Central Serous Chorioretinopathy: A Complication of Glucocorticoid Excess Academic Article uri icon

abstract

  • Central serous chorioretinopathy (CSCR) is a disorder characterized by the accumulation of subretinal fluid at the posterior pole of the fundus resulting in diminished visual acuity and distortions of visual perception. Although most reported cases are idiopathic, CSCR is also a recognized rare complication of the hypercortisolemia of pituitary-adrenal disease or, more commonly, of exposure to synthetic corticosteroids or adrenocorticotrophic hormone. When CSCR is related to steroid exposure, significant improvement is anticipated if steroid levels are restored to normal. Irreversible visual damage can occur if corticosteroid therapy is continued.

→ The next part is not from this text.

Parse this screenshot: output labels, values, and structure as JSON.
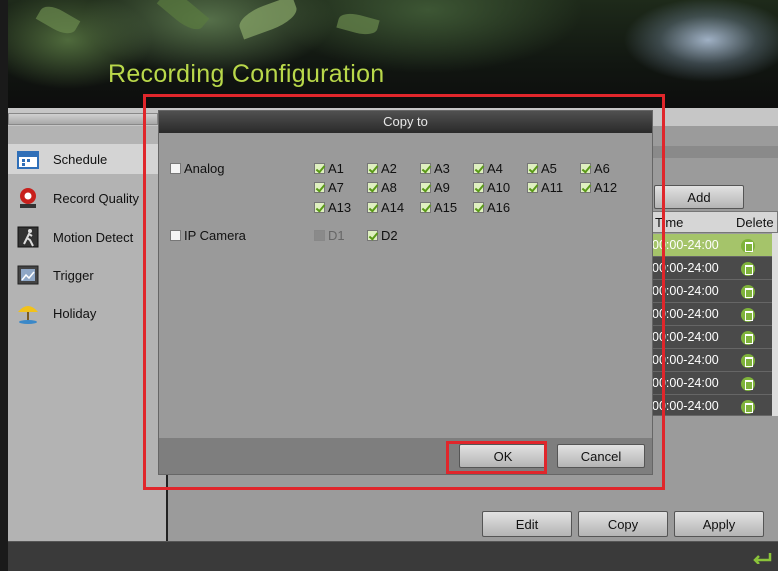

We describe the cases of steroid-related instances of CSCR that have been reported in the English-language, peer-reviewed journals since 1966 (when the connection was first noted) and 2 additional patients we have encountered, 1 with asthma, the other with endocrine orbitopathy.

publication date

  • January 1, 2004